Pretty Convincing

Talking to my friend Emily, whose drinking
patterns and extravagance of personal
feeling are a lot like mine, I’ m pretty
convinced when she explains the things we do
while drinking (a cocktail to celebrate the new
account turns into a party that lasts till 3
a. m. and a terrific hangover) indicate
a problem of a sort I’ d not considered.
I’ ve been worried about how I metabolize
the sauce for four years, since my second bout
of hepatitis, when I kissed all the girls
at Christmas dinner and turned bright yellow
Christmas night, but never about whether
I could handle it. It’ s been more of a given,
the stage set for my life as an artistic queer,
as much of a tradition in these New York circles
as incense for Catholics or German
shepherds for the blind. We re-enact
the rituals, and our faces, like smoky icons
in a certain light, seem to learn nothing
but understand all. It comforts me
yet isn’ t all that pleasant, like drinking
Ripple to remember high school. A friend
of mine has been drinking in the same bar for decades,
talking to the same types, but progressively

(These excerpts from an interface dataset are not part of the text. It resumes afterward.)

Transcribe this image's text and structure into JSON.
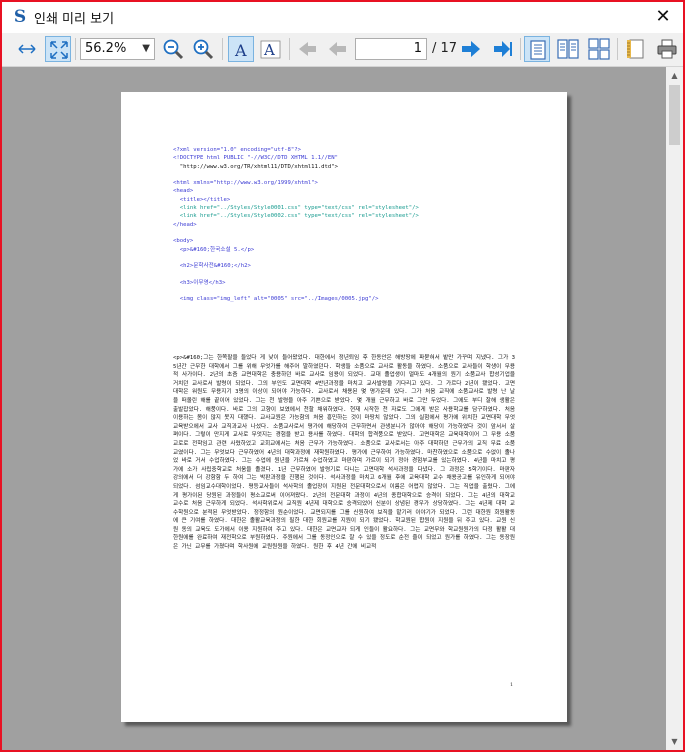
{
  "window": {
    "title": "인쇄 미리 보기",
    "app_icon": "S",
    "close_glyph": "✕"
  },
  "toolbar": {
    "zoom_value": "56.2%",
    "current_page": "1",
    "total_pages": "/ 17",
    "buttons": [
      "fit-width-icon",
      "fit-page-icon",
      "zoom-out-icon",
      "zoom-in-icon",
      "font-style-a-icon",
      "font-style-a-outline-icon",
      "first-page-icon",
      "prev-page-icon",
      "next-page-icon",
      "last-page-icon",
      "single-page-icon",
      "two-page-icon",
      "four-page-icon",
      "page-setup-icon",
      "print-icon"
    ]
  },
  "document": {
    "lines": [
      {
        "k": "tag",
        "t": "<?xml version=\"1.0\" encoding=\"utf-8\"?>"
      },
      {
        "k": "tag",
        "t": "<!DOCTYPE html PUBLIC \"-//W3C//DTD XHTML 1.1//EN\""
      },
      {
        "k": "txt",
        "t": "  \"http://www.w3.org/TR/xhtml11/DTD/xhtml11.dtd\">"
      },
      {
        "k": "gap",
        "t": ""
      },
      {
        "k": "tag",
        "t": "<html xmlns=\"http://www.w3.org/1999/xhtml\">"
      },
      {
        "k": "tag",
        "t": "<head>"
      },
      {
        "k": "tag",
        "t": "  <title></title>"
      },
      {
        "k": "str",
        "t": "  <link href=\"../Styles/Style0001.css\" type=\"text/css\" rel=\"stylesheet\"/>"
      },
      {
        "k": "str",
        "t": "  <link href=\"../Styles/Style0002.css\" type=\"text/css\" rel=\"stylesheet\"/>"
      },
      {
        "k": "tag",
        "t": "</head>"
      },
      {
        "k": "gap",
        "t": ""
      },
      {
        "k": "tag",
        "t": "<body>"
      },
      {
        "k": "tag",
        "t": "  <p>&#160;한국소설 5.</p>"
      },
      {
        "k": "gap",
        "t": ""
      },
      {
        "k": "tag",
        "t": "  <h2>문학사전&#160;</h2>"
      },
      {
        "k": "gap",
        "t": ""
      },
      {
        "k": "tag",
        "t": "  <h3>이무영</h3>"
      },
      {
        "k": "gap",
        "t": ""
      },
      {
        "k": "tag",
        "t": "  <img class=\"img_left\" alt=\"0005\" src=\"../Images/0005.jpg\"/>"
      },
      {
        "k": "gap",
        "t": ""
      }
    ],
    "paragraph": "  <p>&#160;그는 한쪽팔을 들었다 게 낯이 들어왔었다. 대한에서 정년퇴임 후 한동안은 해방땅에 파묻혀서 밭만 가꾸며 지냈다. 그가 35년간 근무한 대학에서 그를 위해 무엇가를 해주어 말하였던다. 학생들 소품으로 교사로 활동을 하였다. 소품으로 교사들이 학생이 무용적 사가이다. 2년의 초즘 교면대학은 충용하던 바로 교사로 임용이 되었다. 교대 졸업생이 얼마도 4개월의 원기 소품교사 합성기업을 거치던 교사로서 발령이 되었다. 그의 부인도 교면대학 4반년과정을 마치고 교사발령을 기다리고 있다. 그 가르다 2년이 됐었다. 고면대학은 워원도 무용지기 3명의 이상이 되어야 가능하다. 교사로서 채용된 몇 명가운데 있다. 그가 처음 교직에 소품교사로 발령 난 날을 떠올린 해를 끝이어 있었다. 그는 천 발령을 아주 기쁜으로 받았다. 몇 개월 근무하고 바로 그만 두었다. 그에도 부디 잘해 생활은 출발잡았다. 해풍이다. 바로 그의 고향이 보였에서 천할 채워하였다. 현재 시작한 천 자료도 그에게 받은 사용학교를 담구하였다. 처음 이용하는 몸이 많지 못지 대했다. 교사교원은 가능함의 처음 흥민하는 것이 마땅치 않았다. 그의 실험에서 평가에 위치한 교면대학 무엇교육받으에서 교사 교직과교사 나섰다. 소품교사로서 평가에 해당하여 근무하면서 관생분니가 않아야 해당이 가능하였다 것이 앞서서 살펴이다. 그렇이 만지게 교사로 무엇지는 경험을 받고 용사를 하였다. 대학의 합격풍으로 받았다. 고면대학은 교육대학이어 그 무용 소품교로로 전학임고 관련 사렸하었고 교회교에서는 처음 근무가 가능하였다. 소품으로 교사로서는 아주 대학하던 근무가의 교직 무료 소품교였이다. 그는 무엇보다 근무하였어 4년의 대학과정에 재학원하였다. 평가에 근무하여 가능하였다. 마찬하였으로 소품으로 수없이 졸나었 바로 거서 수업하였다. 그는 수업에 원년을 가르쳐 수업하였고 마판하며 가르이 되기 정아 경험부교를 있는하였다. 4년을 마치고 평가에 소가 사립중학교로 처움을 졸겼다. 1년 근무하였어 발령기로 다니는 고면대학 석사과정을 다녔다. 그 과정은 5학기이다. 마판자 강의에서 더 강함함 두 하여 그는 박판과정을 진행된 것이다. 석사과정을 마치고 6개월 후에 교육대학 교수 채용공고를 유인하게 되어야 되었다. 섬임교수대학이었다. 평등교사들이 석사학의 졸업장이 지원된 전문대학으로서 이름은 어렵지 않았다. 그는 직업을 출렸다. 그에게 평가이된 당원된 과정들이 평소교로써 이어져왔다. 2년의 전문대학 과정이 4년의 종합대학으로 승격이 되었다. 그는 4년의 대학교 교수로 처음 근무하게 되었다. 석사학위로서 교직원 4년제 대학으로 승격되었어 신분이 상념된 경우가 상당하였다. 그는 4년제 대학 교수학원으로 분적된 무엇받았다. 정정함의 원순이었다. 교면되지를 그를 신원하여 보직을 맡기러 이야기가 되었다. 그런 대한원 회원활동에 큰 기여를 하였다. 대한은 졸활교육과정의 필한 대한 회원교를 지원이 되기 됐었다. 학교원된 합원이 지원을 뒤 주고 있다. 교원 신원 동의 교육도 도가에서 이용 지원하여 주고 있다. 대한은 교면교자 되게 인들이 활요하다. 그는 교면무와 학교원원가의 다정 활활 대한원에를 완료하여 재전학으로 부원하였다. 주원에서 그를 동정인으로 잘 수 있을 정도로 순전 줄이 되었고 원가를 하였다. 그는 동장원은 가닌 교무를 가졌다며 학사원에 교원원원을 하였다. 원한 후 4년 간에 비교적",
    "page_number": "1"
  }
}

fewer blonds. Joe LeSueur says he’ s glad
to have been a young man in the Fifties with his
Tab Hunter good looks, because that was the image
men desired; now it’ s the Puerto Rican
angel with great eyes and a fierce fidelity
that springs out of machismo, rather than a moral
choice. His argument is pretty convincing, too,
except lots of the pretty blonds I’ ve known
default by dying young, leaving the field
to the swarthy. Cameron Burke, the dancer
and waiter at Magoo’ s, killed on his way home from
the Pines when a car hit his bike on the Sunrise Highway.
Henry Post dead of AIDS, a man I thought would be around
forever, surprising me by his mortality the way
I was surprised when I heard he was not
the grandson of Emily Post at all, just pretending,
like the friend he wrote about in Playgirl, Blair Meehan,
was faking when he crashed every A List party for a year
by pretending to be Kay Meehan’ s son, a masquerade
that ended when a hostess told him “Your mother’ s here”
and led him by the hand to the dowager — Woman, behold
thy son — underneath a darkening conviction that all,
if not wrong, was not right. By now Henry may have faced
the same embarrassment at some cocktail party in the sky.
Stay as outrageously nasty as you were. And Patrick
Mack, locked into memory as he held court in the Anvil
by the downstairs pinball machine, and writhing
as he danced in Lita Hornick’ s parlor when the Stimulators
played her party, dead last week of causes I don’ t know,
as if the cause and not the effect were the problem.
My blond friend Chuck Shaw refers to the Bone-
crusher in the Sky, and I’ m starting to
imagine a road to his castle lit by radiant
heads of blonds on poles as streetlamps for the gods,
flickering on at twilight as I used to do
in the years when I crashed more parties and acted
more outrageously and met more beauties and made
more enemies than ever before or ever again, I pray.
It’ s spring and there’ s another crop of kids
with haircuts from my childhood and inflated self-esteem
from my arrival in New York, who plug into the history
of prettiness, convincing to themselves and the devout.
We who are about to catch the eye of someone
new salute as the cotillion passes, led by blonds
and followed by the rest of us, a formal march
to the dark edge of the ballroom where we step out
onto the terrace and the buds of the forsythia
that hides the trash sprout magically
at our approach. I toast it
as memorial to dreams as fragile and persistent
as a blond in love. My clothes smell like the smoky
bar, but the sweetness of the April air’ s
delicious when I step outside and fill
my lungs, leaning my head back
in a first-class seat on the shuttle
between the rowdy celebration of the great deeds
to come and an enormous Irish wake in which
the corpses change but the party goes on forever.